**** Task material

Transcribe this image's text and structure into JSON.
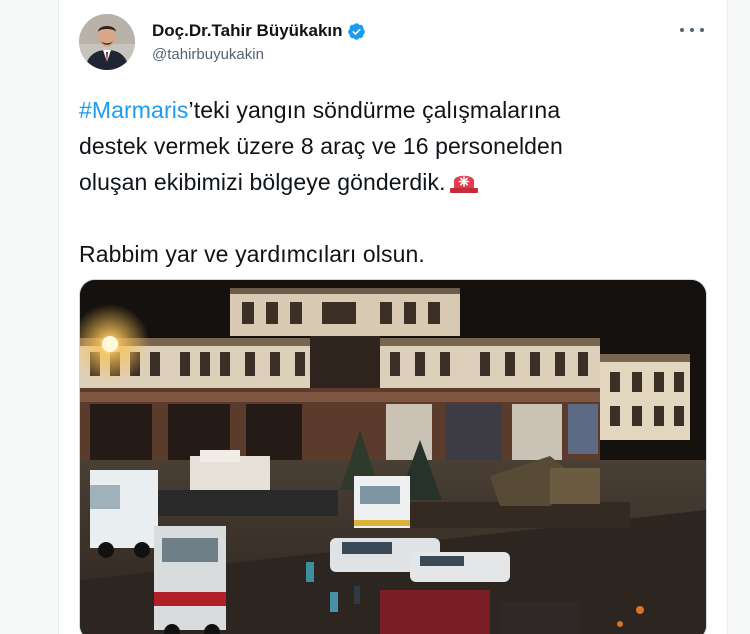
{
  "tweet": {
    "author": {
      "display_name": "Doç.Dr.Tahir Büyükakın",
      "handle": "@tahirbuyukakin",
      "verified": true
    },
    "text": {
      "hashtag": "#Marmaris",
      "line1_rest": "’teki yangın söndürme çalışmalarına",
      "line2": "destek vermek üzere 8 araç ve 16 personelden",
      "line3": "oluşan ekibimizi bölgeye gönderdik.",
      "line4": "Rabbim yar ve yardımcıları olsun."
    },
    "icons": {
      "emoji": "rotating-light-icon",
      "verified": "verified-badge-icon",
      "more": "more-options-icon"
    }
  },
  "colors": {
    "accent": "#1d9bf0",
    "text_primary": "#0f1419",
    "text_secondary": "#536471"
  }
}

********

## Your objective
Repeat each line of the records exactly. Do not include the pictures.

## Finished exercise
Transcribe this image's text and structure into JSON.
{
  "tweet": {
    "author": {
      "display_name": "Doç.Dr.Tahir Büyükakın",
      "handle": "@tahirbuyukakin",
      "verified": true
    },
    "text": {
      "hashtag": "#Marmaris",
      "line1_rest": "’teki yangın söndürme çalışmalarına",
      "line2": "destek vermek üzere 8 araç ve 16 personelden",
      "line3": "oluşan ekibimizi bölgeye gönderdik.",
      "line4": "Rabbim yar ve yardımcıları olsun."
    },
    "icons": {
      "emoji": "rotating-light-icon",
      "verified": "verified-badge-icon",
      "more": "more-options-icon"
    }
  },
  "colors": {
    "accent": "#1d9bf0",
    "text_primary": "#0f1419",
    "text_secondary": "#536471"
  }
}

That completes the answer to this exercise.